In the 1950s and 60s, the earliest versions of CAD software began to change the way that companies did product development. Where before calculations and drawings had to be done almost entirely by hand, engineers could now do faster, more robust design and development work with the aid of specialized computer programs.
Wow, what a revolution! Most of the exciting advances in engineering design that we see all around us were facilitated on some level by the use of computer software.
It has been many decades since the software revolution began. These days, it seems there is a specialized piece of software for everything an engineering company might need. Need to design parts in 3D? There are about 50 CAD programs to choose from, such as Siemens NX, Creo, Catia, Solidworks, etc. Need to perform simulation? You’ve got several great options, such as Simcenter or Ansys. There is software for CAE, CAM, FEA. If all else fails, C++, Python, Java can help with custom software solutions. And of course, Excel is a tried and true option for any number of engineering tasks – kind of like duct tape for the design process.
The boom of resources and innovation from the software industry is inspiring and exciting.
But like most things in life, even this has a downside: too much software.
Unfortunately, the abundance of software resources on the market today can lead to a kind of software creep. Companies end up with so many disparate solutions in use on a single project that coordinating them all becomes a job in and of itself.
Rather than facilitating better design, juggling too many different pieces of software can leave engineers and project teams overwhelmed. The multi-step, often tedious or confusing processes engineers and teams have to use to coordinate their work across multiple disparate software programs can easily become a distraction that sucks unnecessary time and energy away from the real work of the project.
Tolerance stack analysis is no exception.
CAD software can do great things to help with the R&D process. It does a great job drawing, designing, and modeling. Some software, such as Creo, can put GD&T labels within the drawing and can even do basic tolerance analysis.
One of the biggest problems engineers face today is not actually building tolerance stacks. These can even be done in Excel. The problem arises when there are volumes of stacks but engineers are not sure which ones to update, should a part design change.

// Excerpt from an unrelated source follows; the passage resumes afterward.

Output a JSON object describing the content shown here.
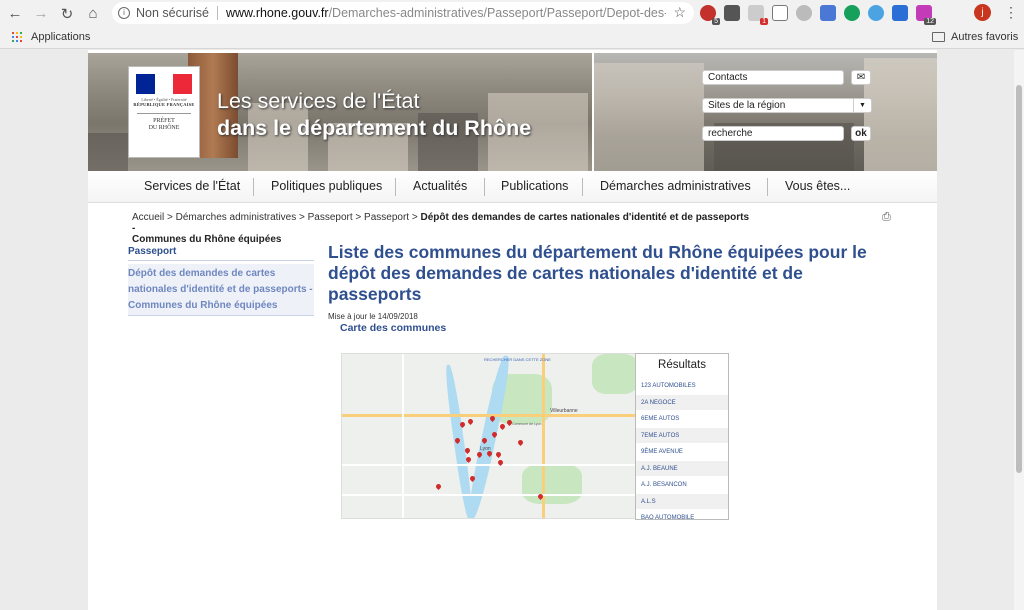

The fragmented use of various software to manage the product life cycle and facilitate collaboration when a part is changed leads to confusion, mistakes, and gaps in efficiency.
During R&D, design changes happen frequently as design engineers work with senior engineers to do necessary fine-tuning. Many times this forces engineers to go back to the drawing board. This is a time-consuming process. Simulation software tries to help. But the complexity of most simulation software is only justified for complex problems.
Then, when things are finalized, the product goes to manufacturing. Another set of software is used to help with FAI, DFMEA, Monte-Carlo and other manufacturing-related processes.
This is where Tolerance360 can help. Tolerance360 is a collaborative software that glues together team activities related to tolerance analysis from design to manufacturing. With its workflow feature, everyone stays updated on what is relevant. With the auto-update feature, stacks can always be updated with part design change or flag a bad update that will cause issues. Design changes do not need to originate from the CAD design drawing board. Changes can be software-defined or virtual, shaving the time needed in development. T360 simply connects the dots between design, engineering, and manufacturing.